Background Notes

At the heart of the temperance movement was a document called a pledge that people signed to stop drinking alcohol. In some cases, particularly in the early nineteenth century, people pledged to stop drinking hard or distilled spirits, such as whiskey and gin, only. In the very early days of the temperance movement a distinction was made between the different types of alcohol with wine and beer viewed as healthy and beneficial while whiskey and gin were considered toxic to both body and soul. Later, it became more popular to give up alcohol totally or to become a "teetotaler."

Usually the pledge was signed in a public meeting and witnessed by all the people present. This was an important component of the temperance movement. Making a public declaration reinforced its importance and made it more difficult to reverse. Those who witnessed your actions were often available later to give you strength in keeping your word.

Temperance pledges came in all sizes and shapes.
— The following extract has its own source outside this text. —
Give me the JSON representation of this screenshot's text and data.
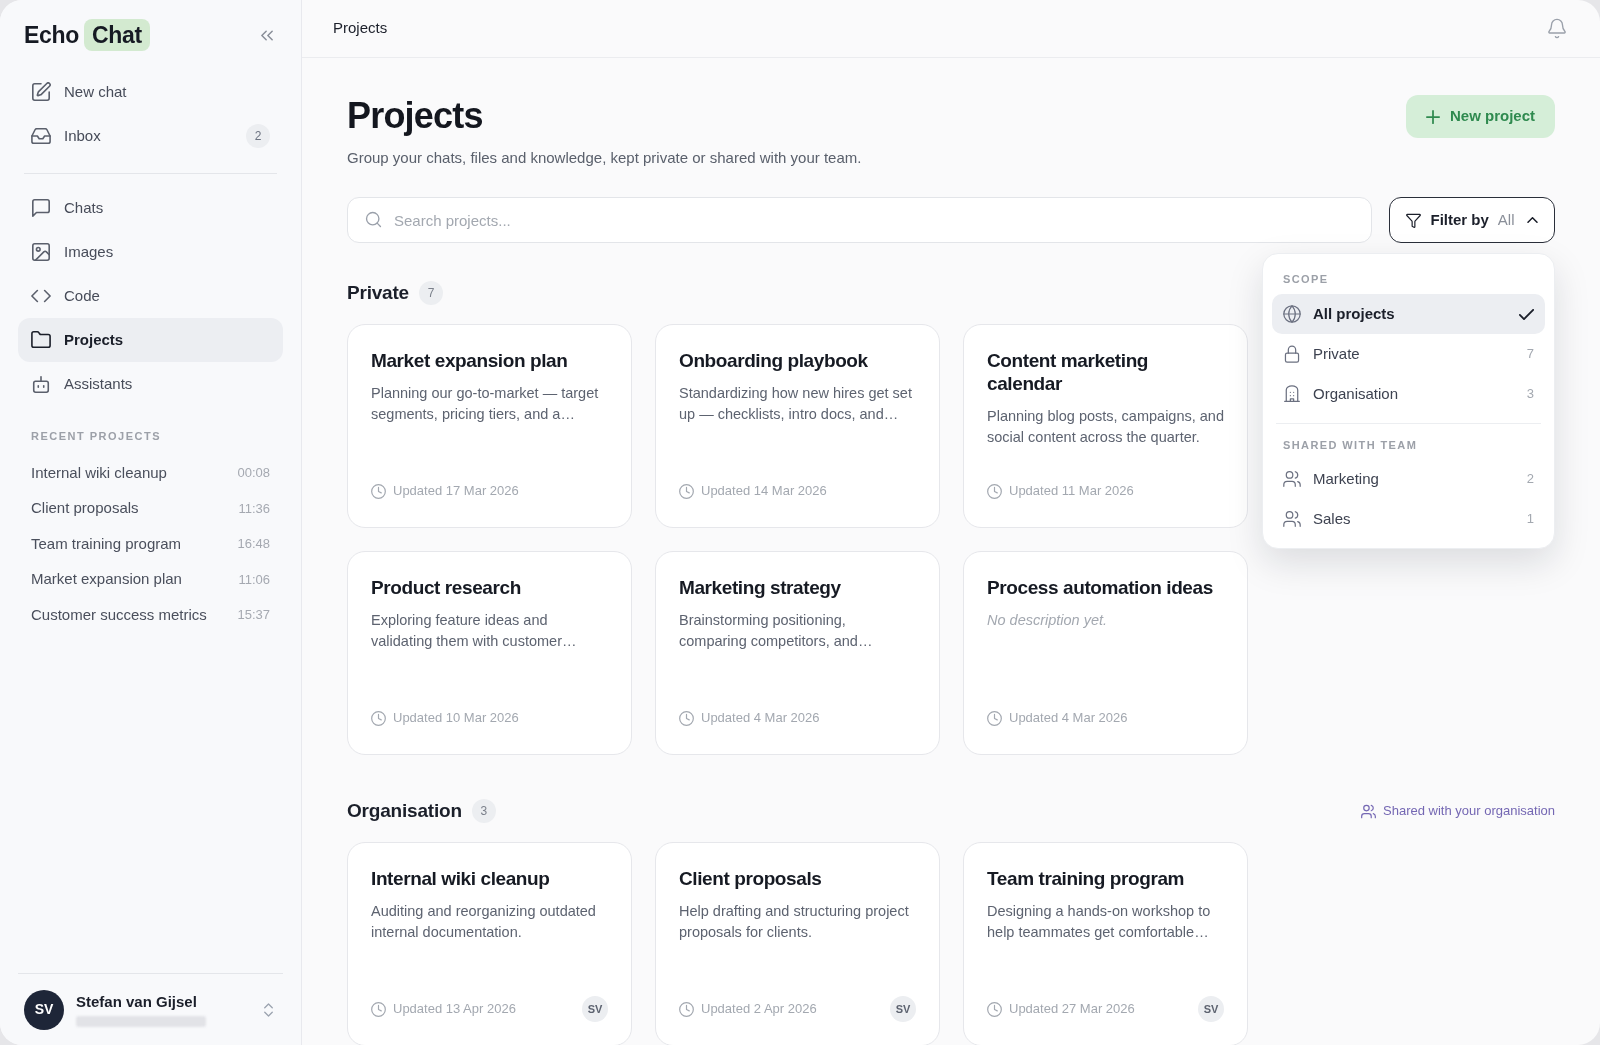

They could be as simple as a blank notebook or a ledger with a handwritten or printed pledge at the top of each page. Such ledgers would hold hundreds of signatures. In other cases the pledge was an elaborately printed document like this one from Amherst College. A pledge such as this might well have been framed and displayed as a further testament to the individual's belief in the temperance cause and as a physical manifestation of the signer's honesty and integrity.

Transcription of Primary Source

This certifies that Rufus P. Stebbings is a member of the

Antivenenean Society of Amherst College

July 29, 1834

Signed by H. Humphrey, President and Edward Hitchcock, Secretary

This is a voluntary association for the preservation of health and the correction of public opinion, each member having signed the following Preamble & Resolution.

Whereas the undersigned, Officers and Students in Amherst College are Convinced that it is best for us to dispense with Ardent Spirit, Wine, Opium and Tobacco, as articles of luxury and diet ____ therefore,

Resolved: that relying on Divine aid we hereby pledge to one another our mutual Promise, that while connected with this Institution, we will abstain entirely from These articles, except as medicine, and the use of wine at the Lord's Supper. ____


Venenate: to poison; to infect with poison. An anti-venenean society would be against poisoning, in this case poisoning the body with ardent spirit, wine, opium, etc. (Definition of venenate from the 1835 edition of An American Dictionary of the English Language, by Noah Webster, published in New York, by N. and J. White.)

Curator Notes

Exact Title: 
This certifies that [Rufus P. Stebbins] is a member of the Antivenenean Society of Amherst College. [graphic].
Probable Date: 
between 1826 and 1834
Pendleton's Lithography, lithographer.
Pendleton's Lithography, Boston.
Place of Publication: 
Boston, Massachusetts
image and text 26 x 21 cm., sheet 30 x 24 cm.
American Antiquarian Society
Catalog Code: 
Lithf PendW ThisAS